Unbelievable as it may seem, Urinetown! is to be the first musical of the 2001-02 Broadway season.
The hit Off-Off-Broadway musical comedy is moving into a bigger, er, facility. Starting in late July, the Henry Miller's Theatre on W. 43rd Street near Seventh Avenue will be the show's home, a show spokesman told Playbill On-Line. Greg Kotis and Mark Hollman's satirical, neo-Brechtian spoof is currently housed in the American Theatre of Actors, a 120-seat space at 314 W. 54th Street, where it opened on April 1 and will run until July 2. The Miller boasts 500-plus seats.
The 1918 Henry Miller's Theatre, for many years not used as a theatre, came back to legitimate life in 1998 when it was rechristened the Kit Kat Klub and made the base of the Roundabout Theatre Company's production of Cabaret (which has since moved on to Studio 54). With the advent of Cabaret, the Miller was re-recognized by the Tony Awards Administration Committee as a Broadway house. A spokesperson at the League of American Theatres and Producers confirmed on May 16 that the Miller remains a Tony-eligible house. Thus, Urinetown! may end up the unlikely recipient of nominations or even awards at the end of the 2001-02 Broadway season.
The cast of Urinetown! went into the recording studio on May 15. RCA will commit the score to CD, to be released July 10, according to a press spokesman. Since beginning previews April 1, has collected nine Drama Desk Award nominations. The amusingly titled Greg Kotis and Mark Hollmann satirical show — the hit of 1999's New York International Fringe Festival — was cited by the Drama Desk organization for best musical, best music, best lyrics and best book. Also nominated were director John Rando, choreographer John Carrafa, orchestrator Bruce Coughlin, and actors Spencer Kayden and Jeff McCarthy.
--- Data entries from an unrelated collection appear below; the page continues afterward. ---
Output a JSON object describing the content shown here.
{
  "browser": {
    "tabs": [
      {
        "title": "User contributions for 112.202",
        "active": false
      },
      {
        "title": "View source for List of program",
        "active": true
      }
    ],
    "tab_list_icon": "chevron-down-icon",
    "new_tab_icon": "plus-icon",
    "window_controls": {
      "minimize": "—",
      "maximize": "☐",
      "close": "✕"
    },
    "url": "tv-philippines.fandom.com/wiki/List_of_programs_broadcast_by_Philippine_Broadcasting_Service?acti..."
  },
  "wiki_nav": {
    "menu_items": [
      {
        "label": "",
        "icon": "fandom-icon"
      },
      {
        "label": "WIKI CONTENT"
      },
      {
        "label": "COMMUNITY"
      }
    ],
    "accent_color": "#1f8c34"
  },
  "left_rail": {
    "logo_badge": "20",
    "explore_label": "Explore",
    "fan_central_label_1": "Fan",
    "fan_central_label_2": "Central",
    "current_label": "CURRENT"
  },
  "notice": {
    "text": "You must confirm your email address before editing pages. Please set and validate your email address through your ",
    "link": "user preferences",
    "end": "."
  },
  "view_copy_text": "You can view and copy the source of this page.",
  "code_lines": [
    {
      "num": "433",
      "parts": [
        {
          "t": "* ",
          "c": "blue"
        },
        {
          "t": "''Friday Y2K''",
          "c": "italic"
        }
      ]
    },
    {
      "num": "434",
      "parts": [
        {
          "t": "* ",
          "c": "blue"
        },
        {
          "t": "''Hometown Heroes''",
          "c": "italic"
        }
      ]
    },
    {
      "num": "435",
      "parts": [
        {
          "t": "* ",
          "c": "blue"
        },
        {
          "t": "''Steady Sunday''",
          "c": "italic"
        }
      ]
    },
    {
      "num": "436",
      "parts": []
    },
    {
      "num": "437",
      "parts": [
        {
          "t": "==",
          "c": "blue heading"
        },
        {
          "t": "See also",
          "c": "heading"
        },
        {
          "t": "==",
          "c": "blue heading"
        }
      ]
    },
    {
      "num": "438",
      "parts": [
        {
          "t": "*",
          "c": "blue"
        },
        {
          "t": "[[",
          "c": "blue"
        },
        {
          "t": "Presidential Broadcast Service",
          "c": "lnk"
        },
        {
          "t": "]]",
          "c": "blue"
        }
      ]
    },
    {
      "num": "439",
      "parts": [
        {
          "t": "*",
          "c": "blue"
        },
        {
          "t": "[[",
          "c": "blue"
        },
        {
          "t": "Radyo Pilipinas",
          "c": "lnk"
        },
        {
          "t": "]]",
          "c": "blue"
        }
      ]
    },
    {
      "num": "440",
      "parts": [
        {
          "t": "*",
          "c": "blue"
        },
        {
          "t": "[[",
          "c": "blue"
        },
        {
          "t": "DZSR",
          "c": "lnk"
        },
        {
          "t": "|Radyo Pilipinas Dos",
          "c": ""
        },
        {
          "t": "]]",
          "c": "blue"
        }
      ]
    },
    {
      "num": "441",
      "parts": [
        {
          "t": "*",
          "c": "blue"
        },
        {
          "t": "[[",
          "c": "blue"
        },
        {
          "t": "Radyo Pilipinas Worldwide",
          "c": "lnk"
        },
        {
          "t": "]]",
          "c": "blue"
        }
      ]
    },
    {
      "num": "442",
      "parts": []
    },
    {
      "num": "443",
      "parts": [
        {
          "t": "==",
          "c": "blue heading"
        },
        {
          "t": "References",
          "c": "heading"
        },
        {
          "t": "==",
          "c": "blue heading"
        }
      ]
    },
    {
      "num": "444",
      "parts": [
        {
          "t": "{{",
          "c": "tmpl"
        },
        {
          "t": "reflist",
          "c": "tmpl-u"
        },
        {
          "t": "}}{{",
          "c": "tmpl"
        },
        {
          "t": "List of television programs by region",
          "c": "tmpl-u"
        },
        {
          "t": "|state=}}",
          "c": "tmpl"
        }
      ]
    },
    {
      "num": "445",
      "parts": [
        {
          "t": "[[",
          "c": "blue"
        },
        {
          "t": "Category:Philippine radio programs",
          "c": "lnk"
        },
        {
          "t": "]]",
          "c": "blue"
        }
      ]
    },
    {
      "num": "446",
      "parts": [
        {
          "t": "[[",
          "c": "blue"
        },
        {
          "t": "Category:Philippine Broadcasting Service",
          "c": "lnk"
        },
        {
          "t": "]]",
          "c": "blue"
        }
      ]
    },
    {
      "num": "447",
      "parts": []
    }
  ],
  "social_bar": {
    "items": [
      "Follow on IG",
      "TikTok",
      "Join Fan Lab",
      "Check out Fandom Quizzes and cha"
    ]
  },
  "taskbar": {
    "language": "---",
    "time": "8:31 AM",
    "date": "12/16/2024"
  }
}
John Cullum, who plays the political boss of Urinetown, is a two-time Tony Award-winning star of the musical theatre, winning for Shenandoah in 1975 and On the Twentieth Century in 1978. He also starred in the original production of On a Clear Day You Can See Forever in 1966, earning another Tony nomination. Most recently, he was seen in Wendy Wasserstein's Old Money at Lincoln Center Theater.
Also in the cast are Nancy Opel, well known from various David Ives plays, as Ms. Pennywise; Ken Jennings, the original Toby in Sweeney Todd; and Jen Laura Thompson, the female lead in Footloose, as Caldwell's naive daughter. Urinetown! is produced by Araca Group and Dodger Theatricals.
Set in a gotham-esque city where the privilege to relieve oneself is regulated by a single corporation, Urinetown uses the basic melodramatic themes of greed, corruption and betrayal to portray a time where water is worth its weight in gold. A standard book musical in one sense, Urinetown is also a "musical" in the ironic sense, with characters constantly commenting on the theatre and the musical form, and Kotis and Hollman open flaunting theatrical convention (including concepts such as exposition and the notion of a happy ending).
Among the spunky, tongue-in-cheek songs are the title tune ("This is Urinetown!/Your ticket should say Urinetown!/No refunds, this is Urinetown!"), "Snuff that Girl," "A Privilege to Pee," "The Cop Song," "What Is Urinetown?," "Run, Freedom, Run" and "Don't Be the Bunny" (a Cullum number).